Directors also heard a reflection on the legacy of the Rev. Martin Luther King Jr. and the civil rights movement from a theological context by the Rev. Josiah Young III, professor of systematic theology at Wesley Theological Seminary.
A re-creation of the cell where King wrote his famous "Letter From a Birmingham Jail" can be found at the Birmingham Civil Rights Institute, across the street from both the Sixteenth Street Baptist Church and Kelly Ingram Park, once a starting point for many civil rights marches. Board directors toured the institute, which also includes information on the role that the Rev. James Lawson, a United Methodist pastor, played in the movement.

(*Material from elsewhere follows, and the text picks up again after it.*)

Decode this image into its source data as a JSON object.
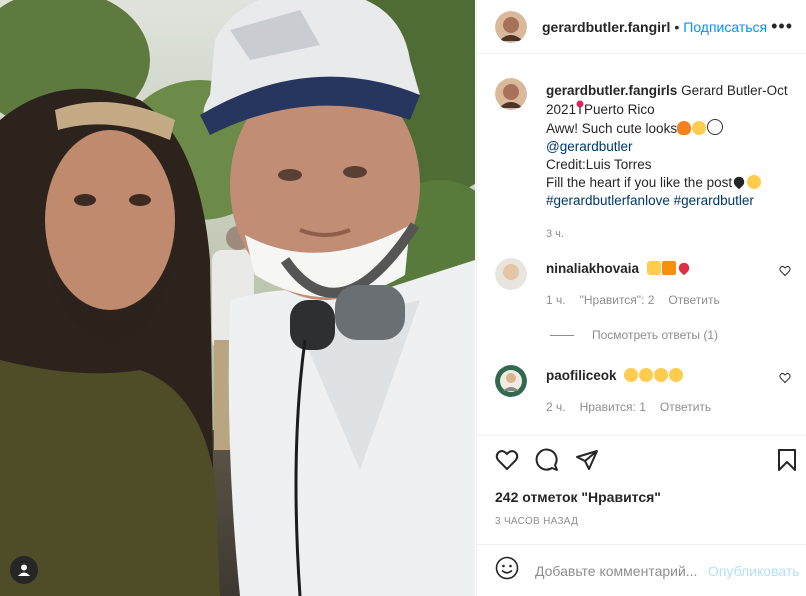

Lawson, a former missionary and Board of Global Ministries director, is retired and living in Los Angeles.
In other business, the board considered resolutions to be submitted to the 2004 General Conference, the denomination's top legislative body, which meets April 28-May 7 in Pittsburgh.
Twelve new resolutions were approved. A "Mission Plan for Restorative Justice Ministries" outlines actions related to the criminal justice system that United Methodists should take at various levels of the denomination. A resolution on peace and justice in Okinawa focuses on relations with the U.S. military there. The board also updated a resolution regarding U.S. policy toward asylum seekers from Haiti.
The board continues to call for an end to the U.S. embargo on Cuba. A resolution focusing on "Africa Reconstruction and Development" encourages United Methodists to increase their support of church programs for the continent as well as deal with specific issues such as HIV/AIDS and land-mine removal. Another resolution gives guidance to local churches facing the situation of a child sex offender returning to or joining the congregation.
A resolution on "Drugs and AIDS" reaffirms the church's commitment to a holistic approach to problems involving alcohol, drugs and HIV/AIDS. Another resolution recognizes the need to care for a variety of population groups suffering with HIV/AIDS in the United States. Congregations and other church-related groups are encouraged to adopt policies dealing with issues of "Violence Against Women and Children."
Other new resolutions recognize the problem of binge drinking on college campuses; discuss the implications of "charitable choice" and deal with issues related to immigrants and refugees.
Board directors approved re-submitting eight resolutions currently in the Book of Resolutions with no changes and approved another 11 current resolutions with slight revisions.
Legislative proposals for changes in the Book of Discipline also were considered and approved. A proposal to study the possibility of offering a minimum survival allowance for people appointed in charge of congregations in the denomination's central conferences outside the United States is being recommended to General Conference.
By Albert H. Lee